If there were "a general public agreement on constitutional questions and on the aims of government," and if candidates were vying with each other for office solely on their competency to perform within this framework, I would have no comment. But there is little contemporary agreement as to constitutional questions and the aims of government! Name a point that can now be presupposed.
[Politicians] no longer contend with each other as to their competence to serve within a generally accepted framework but, instead: (1) they compete to see which one can come up with the most popular alteration of the framework, and (2) they compete to see which one can get himself in front of the most popular voter grab bag in order to stand foursquare for some people's supposed right to other people's income.
[But] the role of the legislator is to secure our rights to life, liberty, and property," and such "Principles do not permit of compromise; they are either adhered to or surrendered."
Voting is deeply embedded in the democratic mores as a duty….Yet any person who is conscious of our rapid drift toward the omnipotent state can hardly escape the suspicion that there may be a fault in our habitual way of looking at things.
Government in the U.S.A. has been pushed far beyond its proper sphere. The Marxian tenet, "from each according to ability, to each according to need," backed by the armed force of the state, has become established policy….Within this kind of political framework, it is to be expected that one candidate will stand for the coercive expropriation of the earned income of all citizens, giving the funds thus gathered to those in groups A, B, and C. Nor need we be surprised that his opponent differs from him only in advocating that the loot be given to those in groups X, Y, and Z. Does responsible citizenship require casting a ballot for either of these political plunderers? The citizen has no significant moral choice but only an immoral choice in the event he has joined the unholy alliance himself and thinks that one of the candidates will deliver some of the largess to him or to a group he favors…the problem is not one of responsible citizenship but of irresponsible looting.
Does responsible citizenship require voting for irresponsible candidates? To ballot in favor of irresponsible candidates as though it were one's duty is to misconstrue the meaning of duty.
Americans…have some abhorrence of forcibly taking from the few and giving to the many without any sanction whatsoever. That would be raw dictatorship. But few people with this propensity feel any pangs of conscience if it can be demonstrated that "the people voted for it"….And, as government increases its plundering activities, more and more citizens "want in" on the popular say-so.

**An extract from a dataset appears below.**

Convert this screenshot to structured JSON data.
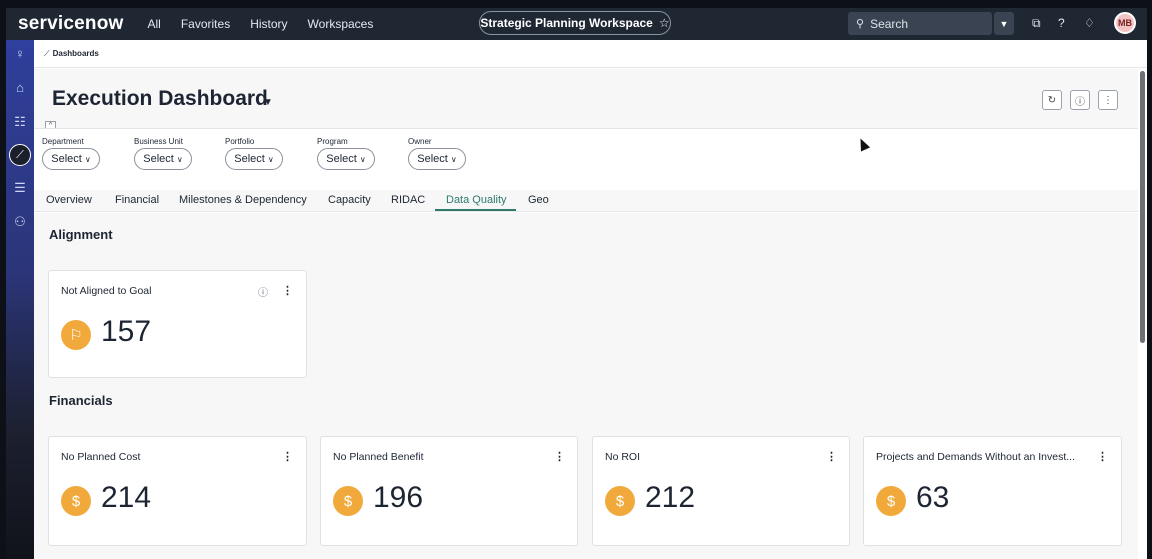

Read then turns to Frédéric Bastiat's The Law, for its insights into how the purposes governments pursue influence voting:
If law were restricted to protecting all persons, all liberties, and all properties; if law were nothing more than the organized combination of the individual's right to self-defense; if law were the obstacle, the check, the punisher of all oppressions and plunder—is it likely that we citizens would then argue much about the extent of the franchise?
Under these circumstances, is it likely that the extent of the right to vote would endanger that supreme good, the public peace?
If the law were confined to its proper functions, everyone's interest in the law would be the same. Is it not clear that, under these circumstances, those who voted could not inconvenience those who did not vote?
In summary, Read argues that the traditional defense of democratic voting in our constitutional republic is that it defends its principles, but instead "[Our] two-party, ballot-casting system…no longer presupposes any agreement on constitutional questions and the aims of government." And he provides us with and apt warning:
If it be conceded that the role of government is to secure "certain unalienable rights, that among them are the right to life, liberty, and the pursuit of happiness," by what stretch of the imagination can this he achieved when we vote for those who are openly committed to unsecuring these rights?